“It could be the worst plan and believe me, I’ve come up with some of the worst plans ever, but if you can get buy-in and people to agree on it then you have a chance. That’s where I’m at, learning-wise.
Whether that means Erasmus’s pledge to add more strings in the wake of those losses to Saracens and Scarlets is happening is less clear to Jones.
“I don’t know,” he said. “I think those games were spotlighted because we came up short and they were the biggest games of the season. On the whole, it’s sometimes difficult to see because you’re in it so much on the day to day that you don’t maybe see how it’s going.
"I think those two games, in particular, we probably didn’t execute a lot of stuff defensively, attack-wise, kicking game, whatever, and rightfully so, those were the biggest games of the year and that cost us.
“Across the board, we try and improve every day in all our areas. In attack, defence, kicking game, at the set-piece, basic skills, kicking, passing, so I don’t know.”
Surely Conor Murray goal-kicking from long-range, as he did last month at Leicester and again last weekend in Paris, suggests additions to the game plan, as does the appearance of backs in attacking lineouts.
“Yeah,” he agreed. “There’s no question. There’s a couple of things we’re trying but Conor was practising his kicking like that for the last three or four years. Sometimes the opportunity doesn’t come in a game or there’s not the right feel for it.
“Everything’s still... it’s hard for me to comment because I feel I’m so in the mix of it, right in the thick of it, I need to be able to have a bit of time off and be able to stand back and take stock.
“That’s what we did at the end of last season with Rassie and Jacques (Nienaber, then defence coach), myself and Fla. We said, right, this is where we’re weak, deficient, what can we do to improve it? So we started planning to do that.
“We’re almost at the end of that first block where we can do that and obviously Johann’s come in and JP’s (new defence coach JP Ferreira) come in now and had an influence, so it’s hard to build a picture at the moment if that makes sense.

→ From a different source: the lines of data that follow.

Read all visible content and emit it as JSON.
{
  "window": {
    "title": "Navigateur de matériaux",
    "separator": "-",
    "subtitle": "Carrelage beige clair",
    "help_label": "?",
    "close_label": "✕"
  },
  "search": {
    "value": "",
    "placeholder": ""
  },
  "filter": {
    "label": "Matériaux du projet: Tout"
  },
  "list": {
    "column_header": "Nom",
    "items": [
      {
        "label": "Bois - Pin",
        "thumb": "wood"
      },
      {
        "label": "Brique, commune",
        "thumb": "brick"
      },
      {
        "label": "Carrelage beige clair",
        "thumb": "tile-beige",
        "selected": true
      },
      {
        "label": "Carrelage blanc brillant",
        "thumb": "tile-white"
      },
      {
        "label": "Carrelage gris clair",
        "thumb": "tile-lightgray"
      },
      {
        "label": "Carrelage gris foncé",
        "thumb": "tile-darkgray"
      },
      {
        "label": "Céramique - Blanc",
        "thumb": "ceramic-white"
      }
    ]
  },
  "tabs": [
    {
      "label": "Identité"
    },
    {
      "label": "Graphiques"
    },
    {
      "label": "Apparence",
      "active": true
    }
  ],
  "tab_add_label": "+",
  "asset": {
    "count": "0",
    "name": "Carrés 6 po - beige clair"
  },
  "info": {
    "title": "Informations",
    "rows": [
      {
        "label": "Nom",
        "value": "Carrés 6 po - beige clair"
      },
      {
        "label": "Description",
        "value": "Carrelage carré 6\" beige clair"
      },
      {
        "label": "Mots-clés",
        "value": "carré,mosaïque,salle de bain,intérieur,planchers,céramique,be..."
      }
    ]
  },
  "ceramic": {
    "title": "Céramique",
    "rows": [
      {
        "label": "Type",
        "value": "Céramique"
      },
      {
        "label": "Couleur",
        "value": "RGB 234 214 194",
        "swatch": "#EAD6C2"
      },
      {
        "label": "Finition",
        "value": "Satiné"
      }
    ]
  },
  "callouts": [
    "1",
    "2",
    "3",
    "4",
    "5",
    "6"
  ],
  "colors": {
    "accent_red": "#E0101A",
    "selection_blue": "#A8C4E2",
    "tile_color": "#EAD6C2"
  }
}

Van Graan has, Jones said, “been very good” in his encouragement, although the assistant coach is realistic enough not to set unattainable goals for Munster’s attacking play.
“I don’t think you ever really get there.
"You might say you saw some things at the weekend that you thought were really good but some of our passing cost us dearly because we missed out on two or three opportunities that if the passing was bang on it would have resulted in, possibly, certain tries.
“I don’t think you ever get there, fortunately, because it’s always a challenge, and unfortunately, because I can’t say I’ve ever been involved in a perfect game or seen a player have THE perfect performance.
“I think Alex Wootton in the Cheetahs game this season, for 55 minutes, had one of the best games I’ve ever seen from a Munster player.
"I thought he was phenomenal, and then eventually I think he knocked the ball on or something like that. But to see a perfect game from 15 guys? I don’t think it’s possible.
“That’s the brilliant thing as well, isn’t it? That’s the challenging part, striving to get as close as you can (to perfection).”
In any case, it is the players who must attain that objective. Coaches are merely facilitators.
“It’s exciting but it’s the players that are really putting in all the work. It’s encouraging guys to use what’s within their skillset and strengths.
"I mean, I’m not expecting Killer (prop Dave Kilcoyne) to throw a 20m miss-pass but other guys can and I suppose it’s trying to embrace everyone.
“There’s so many different skillsets and so many different ways of doing things and it’s never possible to get a perfect gameplan to embrace all of them.
"That’s why rugby’s so good, when you have (150kgs Racing prop Ben) Tameifuna at the weekend on one side of it and then you have (87kgs Racing scrum-half) Maxime Machenaud, these two completely different looking players playing the same game.
"So embracing it all is probably the most important thing. If it works it works, but it doesn’t always work.”